WORK TO COMPLETE> Omit the pictures while printing every entry below exactly as given.

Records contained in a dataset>
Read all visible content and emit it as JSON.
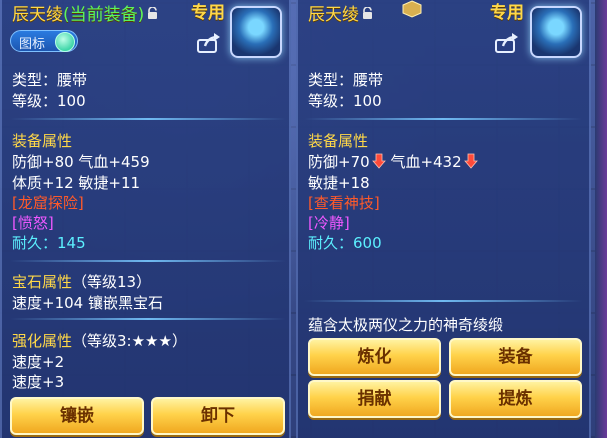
{
  "left_panel": {
    "item_name": "辰天绫",
    "equip_status": "(当前装备)",
    "exclusive_tag": "专用",
    "toggle_label": "图标",
    "type_line": "类型：腰带",
    "level_line": "等级：100",
    "equip_attr_header": "装备属性",
    "attr_line1": "防御+80 气血+459",
    "attr_line2": "体质+12 敏捷+11",
    "special_skill": "[龙窟探险]",
    "special_effect": "[愤怒]",
    "durability": "耐久：145",
    "gem_header": "宝石属性",
    "gem_level": "（等级13）",
    "gem_line": "速度+104 镶嵌黑宝石",
    "enhance_header": "强化属性",
    "enhance_level": "（等级3:★★★）",
    "enhance_line1": "速度+2",
    "enhance_line2": "速度+3",
    "buttons": {
      "inlay": "镶嵌",
      "unequip": "卸下"
    }
  },
  "right_panel": {
    "item_name": "辰天绫",
    "exclusive_tag": "专用",
    "type_line": "类型：腰带",
    "level_line": "等级：100",
    "equip_attr_header": "装备属性",
    "attr_def": "防御+70",
    "attr_hp": "气血+432",
    "attr_line2": "敏捷+18",
    "special_skill": "[查看神技]",
    "special_effect": "[冷静]",
    "durability": "耐久：600",
    "description": "蕴含太极两仪之力的神奇绫缎",
    "buttons": {
      "refine": "炼化",
      "equip": "装备",
      "donate": "捐献",
      "extract": "提炼"
    }
  },
  "colors": {
    "gold_text": "#ffd848",
    "equipped_green": "#5cf55c",
    "special_red": "#ff5a2a",
    "effect_pink": "#ee58ff",
    "durability_cyan": "#5cf0ff",
    "button_gold": "#ffd24a"
  },
  "icons": [
    "lock-icon",
    "tier-badge-icon",
    "share-icon",
    "item-belt-icon",
    "down-arrow-icon",
    "toggle-knob"
  ]
}
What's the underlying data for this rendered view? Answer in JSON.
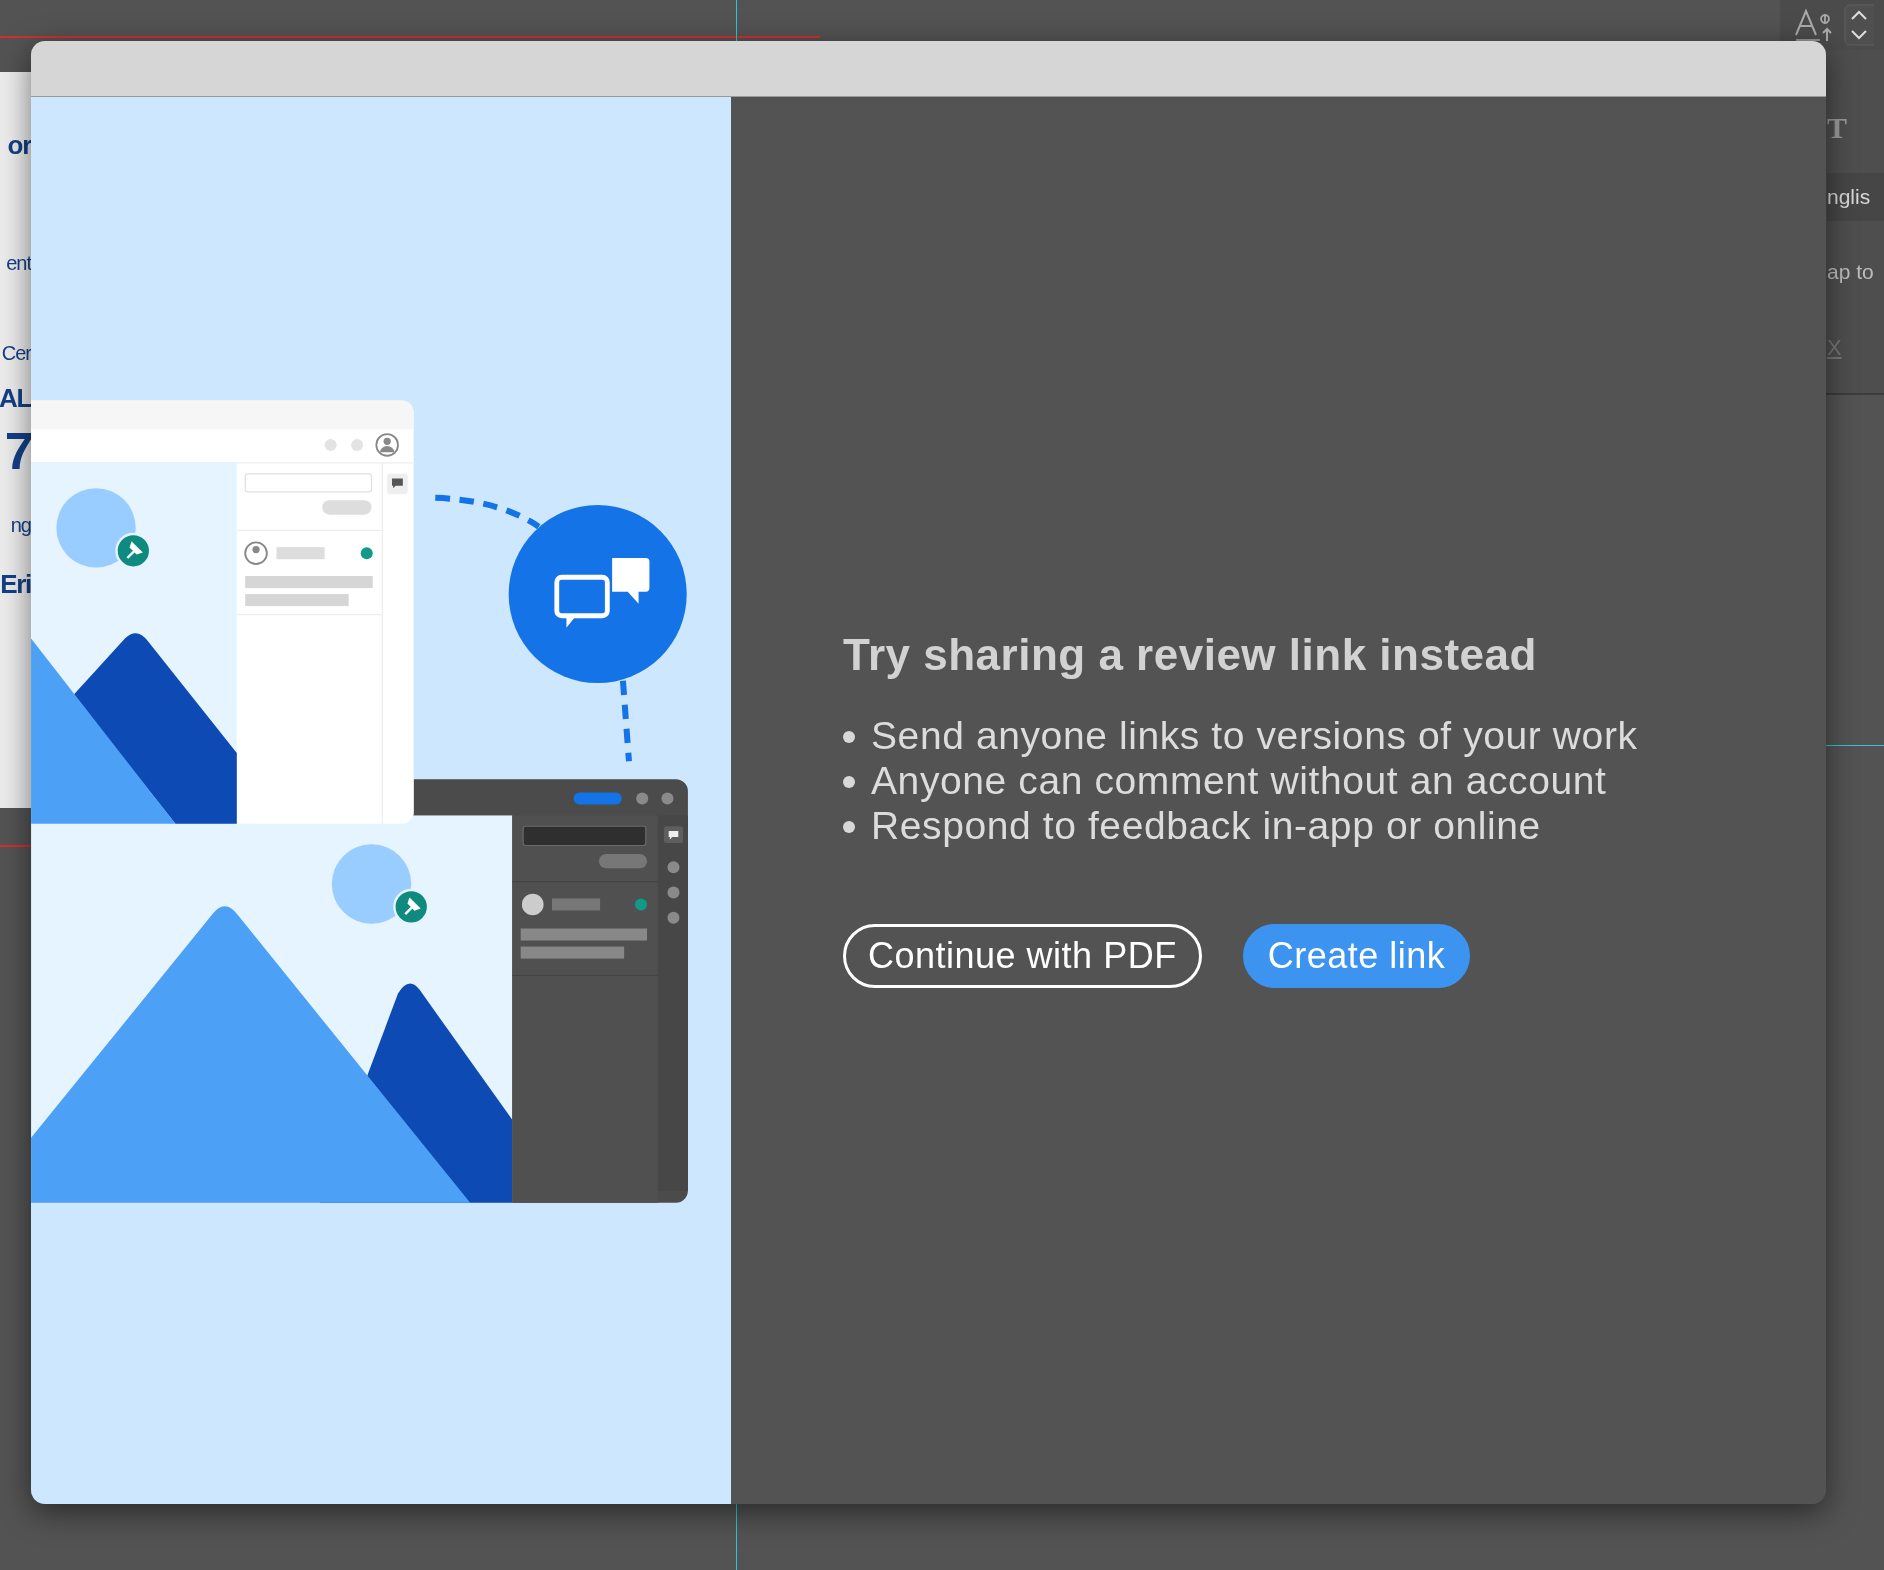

TASK SOLUTION>
Read all visible content and emit it as JSON.
{
  "left_panel": {
    "item_name": "辰天绫",
    "equip_status": "(当前装备)",
    "exclusive_tag": "专用",
    "toggle_label": "图标",
    "type_line": "类型：腰带",
    "level_line": "等级：100",
    "equip_attr_header": "装备属性",
    "attr_line1": "防御+80 气血+459",
    "attr_line2": "体质+12 敏捷+11",
    "special_skill": "[龙窟探险]",
    "special_effect": "[愤怒]",
    "durability": "耐久：145",
    "gem_header": "宝石属性",
    "gem_level": "（等级13）",
    "gem_line": "速度+104 镶嵌黑宝石",
    "enhance_header": "强化属性",
    "enhance_level": "（等级3:★★★）",
    "enhance_line1": "速度+2",
    "enhance_line2": "速度+3",
    "buttons": {
      "inlay": "镶嵌",
      "unequip": "卸下"
    }
  },
  "right_panel": {
    "item_name": "辰天绫",
    "exclusive_tag": "专用",
    "type_line": "类型：腰带",
    "level_line": "等级：100",
    "equip_attr_header": "装备属性",
    "attr_def": "防御+70",
    "attr_hp": "气血+432",
    "attr_line2": "敏捷+18",
    "special_skill": "[查看神技]",
    "special_effect": "[冷静]",
    "durability": "耐久：600",
    "description": "蕴含太极两仪之力的神奇绫缎",
    "buttons": {
      "refine": "炼化",
      "equip": "装备",
      "donate": "捐献",
      "extract": "提炼"
    }
  },
  "colors": {
    "gold_text": "#ffd848",
    "equipped_green": "#5cf55c",
    "special_red": "#ff5a2a",
    "effect_pink": "#ee58ff",
    "durability_cyan": "#5cf0ff",
    "button_gold": "#ffd24a"
  },
  "icons": [
    "lock-icon",
    "tier-badge-icon",
    "share-icon",
    "item-belt-icon",
    "down-arrow-icon",
    "toggle-knob"
  ]
}
What's the underlying data for this rendered view? Answer in JSON.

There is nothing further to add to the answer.